Essentials: The Secret Masterpieces of Cinema – Dreams
Seeing a film in a cinema has often been compared to having a dream: both cinema and dreams involve people immersing themselves in the dark and being magically confronted by a series of manufactured images. “Essentials: The Secret Masterpieces of Cinema – Dreams” mixes cinema and dreams together, presenting audiences with a compilation of six dream-themed short films that span the history of movies in the 20th century.
Un chien andalou is the first and most famous (or possibly infamous) film of the six and this is primarily because of its notorious “eye” scene, which still elicits gasps of horror from contemporary audiences. Putting aside the shock factor of the film, this collaboration between Luis Buñuel and Salvador Dali is also a witty assault on audiences’ need for narrative coherence in cinema, with the love story shown here being repeatedly subverted and deconstructed. Mixing surreal Dali-esque dream imagery and with a Buñuelian attack on society’s institutions (law and order, religion, relationships), the film has inspired endless debate and numerous interpretations, and still ranks as one the most influential short films ever made.
The second short is Les jeux de anges, an animated film that starts with what appears to be a train journey, as various indefinable images rush past, as if they are being seen from a moving train. But when the train arrives at its destination, coherence and logic suddenly vanish. The audience is plunged into some kind of heaven/hell/purgatory, with mysterious echoing sounds and biblical imagery. This is a world where angels are seemingly disposed of in some kind of industrial process; a wasteland where the mechanical is destroys the spiritual, and which is presided over by a glamorous Brigitte Bardot look-alike. This short film resembles an animated Terry Gilliam Monty Python sketch, but the humor here is tinged with darkness.
Meshes of the Afternoon is no less surreal then the first two films, but it seems slightly more coherent, as a narrative incident is repeated a number of times, but with slight variations and additions each time round. We see a woman (played by co-director Maya Deren) following a mysterious, cloaked mirror-faced figure up a path, finding a key, entering a house, venturing upstairs and holding a knife.
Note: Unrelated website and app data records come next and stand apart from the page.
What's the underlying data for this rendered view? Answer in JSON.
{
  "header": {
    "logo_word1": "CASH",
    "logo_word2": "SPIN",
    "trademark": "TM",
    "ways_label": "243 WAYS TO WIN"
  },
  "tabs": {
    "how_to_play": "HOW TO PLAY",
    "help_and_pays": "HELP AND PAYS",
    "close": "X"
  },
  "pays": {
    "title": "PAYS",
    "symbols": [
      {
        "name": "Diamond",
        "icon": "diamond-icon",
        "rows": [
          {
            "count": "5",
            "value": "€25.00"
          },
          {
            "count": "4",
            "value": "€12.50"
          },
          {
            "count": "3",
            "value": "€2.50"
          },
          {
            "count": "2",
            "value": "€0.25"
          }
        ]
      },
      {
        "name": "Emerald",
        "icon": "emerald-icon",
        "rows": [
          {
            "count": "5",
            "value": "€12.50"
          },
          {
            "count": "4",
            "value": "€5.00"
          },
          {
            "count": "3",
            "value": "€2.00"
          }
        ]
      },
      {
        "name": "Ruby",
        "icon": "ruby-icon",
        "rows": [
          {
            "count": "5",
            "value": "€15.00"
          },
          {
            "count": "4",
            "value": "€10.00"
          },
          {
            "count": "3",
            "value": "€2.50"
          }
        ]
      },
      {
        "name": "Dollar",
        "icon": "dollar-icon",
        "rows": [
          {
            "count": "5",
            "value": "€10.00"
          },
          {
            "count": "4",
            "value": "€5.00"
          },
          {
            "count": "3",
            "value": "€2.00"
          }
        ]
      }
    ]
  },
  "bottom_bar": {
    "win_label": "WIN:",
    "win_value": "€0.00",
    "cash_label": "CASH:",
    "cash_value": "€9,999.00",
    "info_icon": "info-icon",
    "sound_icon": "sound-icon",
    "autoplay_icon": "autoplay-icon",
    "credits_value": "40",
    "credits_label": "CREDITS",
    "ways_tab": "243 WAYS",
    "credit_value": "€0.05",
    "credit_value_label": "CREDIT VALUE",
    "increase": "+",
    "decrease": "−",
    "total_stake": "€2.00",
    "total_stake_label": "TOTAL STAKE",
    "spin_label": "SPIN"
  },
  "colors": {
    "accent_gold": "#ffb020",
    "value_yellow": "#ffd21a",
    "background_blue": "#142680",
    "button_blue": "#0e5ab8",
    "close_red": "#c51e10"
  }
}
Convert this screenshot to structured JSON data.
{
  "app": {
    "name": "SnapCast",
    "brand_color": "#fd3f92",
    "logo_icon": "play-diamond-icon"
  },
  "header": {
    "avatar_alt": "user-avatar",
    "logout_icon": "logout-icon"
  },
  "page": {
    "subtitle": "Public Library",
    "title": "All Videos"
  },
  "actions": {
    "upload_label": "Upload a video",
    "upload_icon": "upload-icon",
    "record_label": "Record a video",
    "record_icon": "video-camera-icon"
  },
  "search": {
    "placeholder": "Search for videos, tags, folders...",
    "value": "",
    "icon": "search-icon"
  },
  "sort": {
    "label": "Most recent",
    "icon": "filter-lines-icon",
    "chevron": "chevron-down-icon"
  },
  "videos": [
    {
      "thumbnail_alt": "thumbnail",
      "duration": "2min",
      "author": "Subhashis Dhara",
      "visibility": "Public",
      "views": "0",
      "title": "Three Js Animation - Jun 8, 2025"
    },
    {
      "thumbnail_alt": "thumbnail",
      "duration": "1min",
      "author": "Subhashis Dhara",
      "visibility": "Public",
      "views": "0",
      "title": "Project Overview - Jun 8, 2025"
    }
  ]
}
Out of all the films that make up this collection, this is the one that is most obviously framed like a dream. This short implies that the woman could be dreaming about the events shown in the film, or that she may be dead and having an out-of-body experience. However, there’s no definitive answer given, and the audience has to try to piece everything together from the clues they are shown throughout.
Jan Svankmajer’s Dimensions of Dialogue is possibly the most straightforward of these dream-themed films, with the filmmaker showing a series of conversations between people using stop-motion and sound effects, but with no spoken dialogue. Svankmajer finds witty visualizations for his ideas: he shows people talking to each other a lot but failing to communicate, a person trying to change the mind of another person they are talking to, and people hurting each other with words. His film makes the audience look at the familiar and the everyday in a new way (which could well serve as a credo followed by all the filmmakers featured in this collection), heightening their awareness of how we communicate by inventively showing what people are saying, how they say it, and how their words affect each other.
It’s back to traditional animation for Suzan Pitt’s film Asparagus, which is a striking fantasy that takes the audience into a brightly colored child-like world that resembles a dollhouse come to life. Most of this film centers on a girl home alone, but this seemingly benign childhood environment has an eerie, unsettling undercurrent. The girl (whose face we never clearly see – it’s either turned away from the audience most of the time or hidden by a mask) is shown exploring her environment, both inside and outside the house. This film features images within images that constantly throw the audience off balance, and shows overt sexual imagery that is unnerving. This feels like some kind of nightmare world, with a girl deciding to leave home and venture out into the dangerous outside world on her own. This is a film that dazzles the eyes with its colorful visuals, but whose imagery troubles the mind with its implications.
Our Lady of the Sphere is the final film of the six, and it is an all out attack on the eyes and ears of the audience. Pictures of Victorian-era settings are presented to the audience, with the screen flooded with color throughout. The pictures are occasionally interrupted by a buzzer sounding loudly, and the near constant flow of images features a series of objects flying around the screen. This film plays like a Georges Méliès short that has been ratcheted up to high speed, with the traditional pictures rendered surreal and extraordinary, both by the color that washes over them, and by the objects and sounds that seem to intrude on them. With its visual and aural assault of the senses, this is Catherine wheel of a film, sparking and whizzing around, and seemingly out of control.
“Essentials: The Secret Masterpieces of Cinema – Dreams” is a collection of films not to be missed. For inquisitive film students and adventurous cinemagoers, this compilation is both a great introduction to alternative cinema, and a rare opportunity to see these classic short films on the big screen as they were meant to be seen.
© 2008 Martyn Bamber. All rights reserved.
Leave a Response
You must be logged in to post a comment.